(contributed by Helen Swift)
People don’t just dispose of their dead. They lay them to rest in ways that reflect their hopes, fears and beliefs. What remains of the material culture of death tells us about the lives of people in the past, how they thought about themselves, the world and the people around them.
The funeral trade of the 19th century had no union of trade organisation that regulated practices and their reputation was as poor as it was 150 years previous. Poorer people were thrown into financial ruin when they got the bill.
Because of incidents involving body snatching to provide subject for the anatomy schools, a sort of hysteria arose and people became preoccupied with making sure their loved ones were not disturbed. Locking iron coffins were made, which were airtight to prevent their loved ones being in contact with the earth. Cemetery charges were higher for iron coffins because they took a long time to decay before other burials could be added to the plot. By the end of the 19th century there was a large variety of coffins in many different materials. Concerns for the shortage of space available for burial led to the introduction of biodegradable coffins to alleviate overcrowding in burial grounds, but these proved unpopular.
Coffins were seen as status symbols. People who died on the parish, meaning in the workhouse, were often buried without any identification. Their loved ones were prevented from adding a cheap tin plate carrying their name to the cheap coffin provided by the workhouse bosses. This was seen as a further punishment for being poor – that they were not deserving of being identified by name.
Campaigners for improvement were inspired by the public cemeteries of Sweden, Italy and France. The Pere Lachaise cemetery in Paris was the epitome of design with wide avenues, beautiful planting and contrived vistas. It was considered morally uplifting to promenade through the cemetery, particularly for the young who could contemplate their fate and improve their soul.
Many English cemeteries were built on the outskirts of the town and often had areas of unconsecrated ground for nonconformists, as it was thought that demand would be high. There are however a large number of nonconformists buried in Anglican graveyards. Many cemeteries were established as commercial ventures some ending up in financial trouble. The municipal cemetery operated by town councils were more common.
In 1843 J C Loudon published a book on how to lay out, plant and manage a cemetery, which encouraged improvement in their design. He advocated constructing lots of paths leading to nice views, the planting of juniper and cypress alongside native trees. These designs also influenced the design of crematoriums.
Monuments in the 18th and 19th Centuries moved away from representing the worldly fame of the deceased to become moral lessons, stressing the individuality of the dead and their relationships with the living.
The driving force of monument design was the need for individual commemoration – only one stone was suitable for one person as people were now seen as unique and their personal relationships were more important.
The Victorian Gothic Revival favoured monuments of the decorated style, which were seen as more appropriate by the church. These took over from the Greek and Roman classical style of monument, which the church thought on as being pagan.
Pedestal tombs became a common feature in the 19th century in both cemeteries and graveyards, because they took up less room. They are tall, usually square in cross section and are sometimes highly decorated with scrolls and angels. They are topped with urns and obelisks. The growing interest in antiquity produced popular forms such as the pyramid. Mausoleums are built in general cemeteries by wealthy families in a range of styles.
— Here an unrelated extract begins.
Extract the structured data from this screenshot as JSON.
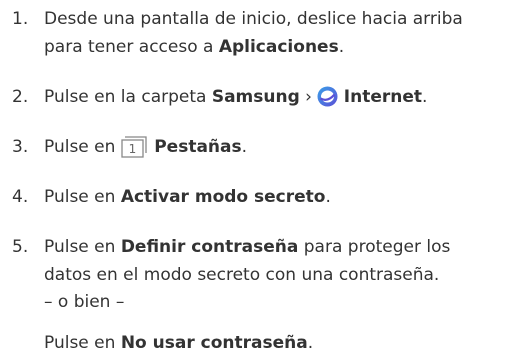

Architects took advantage of the pattern books issued in monthly parts, which contained hundred of designs. Some copied medieval forms and had samples of lettering and suitable epitaphs. One of the greatest achievements of these pattern books was to encourage the use of local stones, completely at odds with the cemetery companies who were pushing the use of pre-carved white marble monuments cheaply imported from Carrara in Italy. These foreign monuments were made in many styles but tended to be figurative or crosses often aping a rustic design made to look like tree branches. Anchors, ropes, open books or large scrolls were popular forms. The figurative types tended to be angels or cherubs with crosses or statutes of Christ as the good shepherd.
The desire to be different in the 19th century has been condemned by some art historians for the combination of many styles they used. These monuments, however can tell us something about what people though about their lives, the importance of their family, how attitudes to death changed.
It is assumed that big monuments were put up for the rich and the smaller monuments for the poor. This is not true. People wanted to mark the death of a loved one and they could find novel solutions to cope with a shortage of cash. Some people threw themselves into extreme poverty to provide a decent funeral and monument. Others grouped together to form burial clubs and friendly societies, which operated a bit like the guilds.
The issues concerning monuments are many and very complex. You can’t generalise it and it tends to be very specific to the area you are looking at. One thing is certain you can tell a lot about the population and what they thought about life and death by looking at the stones they leave behind. Stones are often about how people wanted to be represented but might not be entirely literal. People can use a monument and a funeral service to enhance or project a social status that they might not have. There is nothing accidental about putting up a monument. They are carefully chosen and specific to the individual.
A massive amount of material is being lost every day. Monuments are being vandalised and removed or laid down by the authorities, so next time you walk past a church yard or cemetery give them a look before they are gone.